▶ Task description: What you return must match every record word for word.

---

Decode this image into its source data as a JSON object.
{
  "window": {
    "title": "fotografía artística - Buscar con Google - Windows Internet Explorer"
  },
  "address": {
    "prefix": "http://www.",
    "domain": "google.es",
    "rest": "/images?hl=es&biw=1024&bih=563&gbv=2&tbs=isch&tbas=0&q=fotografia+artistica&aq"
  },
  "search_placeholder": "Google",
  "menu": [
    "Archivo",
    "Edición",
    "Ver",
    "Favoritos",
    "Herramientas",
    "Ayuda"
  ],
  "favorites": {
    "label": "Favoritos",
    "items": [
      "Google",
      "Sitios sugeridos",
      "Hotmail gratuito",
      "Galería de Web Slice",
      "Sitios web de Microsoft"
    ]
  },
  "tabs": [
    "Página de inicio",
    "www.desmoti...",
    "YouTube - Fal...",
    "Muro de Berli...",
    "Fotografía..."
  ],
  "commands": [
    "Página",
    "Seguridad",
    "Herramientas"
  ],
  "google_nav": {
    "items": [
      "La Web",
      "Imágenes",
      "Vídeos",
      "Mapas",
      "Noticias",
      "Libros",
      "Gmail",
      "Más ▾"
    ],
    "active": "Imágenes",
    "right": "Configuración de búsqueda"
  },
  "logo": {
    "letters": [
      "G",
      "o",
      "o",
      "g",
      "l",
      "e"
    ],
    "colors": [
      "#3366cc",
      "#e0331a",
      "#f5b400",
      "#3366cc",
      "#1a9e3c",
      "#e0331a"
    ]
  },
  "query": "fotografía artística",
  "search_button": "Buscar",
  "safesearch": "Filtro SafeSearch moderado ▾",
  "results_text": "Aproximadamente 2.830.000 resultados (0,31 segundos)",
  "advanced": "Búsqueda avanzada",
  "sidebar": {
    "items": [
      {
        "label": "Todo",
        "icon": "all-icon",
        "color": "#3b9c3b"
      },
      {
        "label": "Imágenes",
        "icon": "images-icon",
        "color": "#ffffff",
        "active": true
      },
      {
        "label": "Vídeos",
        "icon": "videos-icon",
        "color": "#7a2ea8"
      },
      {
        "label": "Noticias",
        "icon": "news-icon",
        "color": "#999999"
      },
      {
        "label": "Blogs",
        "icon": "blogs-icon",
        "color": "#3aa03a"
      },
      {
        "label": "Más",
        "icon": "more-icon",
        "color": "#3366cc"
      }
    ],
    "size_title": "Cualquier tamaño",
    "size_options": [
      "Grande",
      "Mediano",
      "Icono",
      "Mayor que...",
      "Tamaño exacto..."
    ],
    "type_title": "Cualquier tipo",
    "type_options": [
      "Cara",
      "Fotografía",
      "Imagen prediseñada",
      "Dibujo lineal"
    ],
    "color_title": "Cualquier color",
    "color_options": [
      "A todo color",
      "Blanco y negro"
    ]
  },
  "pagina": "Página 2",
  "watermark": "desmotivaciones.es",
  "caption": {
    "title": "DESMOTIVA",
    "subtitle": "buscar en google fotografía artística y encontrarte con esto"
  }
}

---

▶ Finished exercise:
Decode this image into its source data as a JSON object.
{
  "window": {
    "title": "fotografía artística - Buscar con Google - Windows Internet Explorer"
  },
  "address": {
    "prefix": "http://www.",
    "domain": "google.es",
    "rest": "/images?hl=es&biw=1024&bih=563&gbv=2&tbs=isch&tbas=0&q=fotografia+artistica&aq"
  },
  "search_placeholder": "Google",
  "menu": [
    "Archivo",
    "Edición",
    "Ver",
    "Favoritos",
    "Herramientas",
    "Ayuda"
  ],
  "favorites": {
    "label": "Favoritos",
    "items": [
      "Google",
      "Sitios sugeridos",
      "Hotmail gratuito",
      "Galería de Web Slice",
      "Sitios web de Microsoft"
    ]
  },
  "tabs": [
    "Página de inicio",
    "www.desmoti...",
    "YouTube - Fal...",
    "Muro de Berli...",
    "Fotografía..."
  ],
  "commands": [
    "Página",
    "Seguridad",
    "Herramientas"
  ],
  "google_nav": {
    "items": [
      "La Web",
      "Imágenes",
      "Vídeos",
      "Mapas",
      "Noticias",
      "Libros",
      "Gmail",
      "Más ▾"
    ],
    "active": "Imágenes",
    "right": "Configuración de búsqueda"
  },
  "logo": {
    "letters": [
      "G",
      "o",
      "o",
      "g",
      "l",
      "e"
    ],
    "colors": [
      "#3366cc",
      "#e0331a",
      "#f5b400",
      "#3366cc",
      "#1a9e3c",
      "#e0331a"
    ]
  },
  "query": "fotografía artística",
  "search_button": "Buscar",
  "safesearch": "Filtro SafeSearch moderado ▾",
  "results_text": "Aproximadamente 2.830.000 resultados (0,31 segundos)",
  "advanced": "Búsqueda avanzada",
  "sidebar": {
    "items": [
      {
        "label": "Todo",
        "icon": "all-icon",
        "color": "#3b9c3b"
      },
      {
        "label": "Imágenes",
        "icon": "images-icon",
        "color": "#ffffff",
        "active": true
      },
      {
        "label": "Vídeos",
        "icon": "videos-icon",
        "color": "#7a2ea8"
      },
      {
        "label": "Noticias",
        "icon": "news-icon",
        "color": "#999999"
      },
      {
        "label": "Blogs",
        "icon": "blogs-icon",
        "color": "#3aa03a"
      },
      {
        "label": "Más",
        "icon": "more-icon",
        "color": "#3366cc"
      }
    ],
    "size_title": "Cualquier tamaño",
    "size_options": [
      "Grande",
      "Mediano",
      "Icono",
      "Mayor que...",
      "Tamaño exacto..."
    ],
    "type_title": "Cualquier tipo",
    "type_options": [
      "Cara",
      "Fotografía",
      "Imagen prediseñada",
      "Dibujo lineal"
    ],
    "color_title": "Cualquier color",
    "color_options": [
      "A todo color",
      "Blanco y negro"
    ]
  },
  "pagina": "Página 2",
  "watermark": "desmotivaciones.es",
  "caption": {
    "title": "DESMOTIVA",
    "subtitle": "buscar en google fotografía artística y encontrarte con esto"
  }
}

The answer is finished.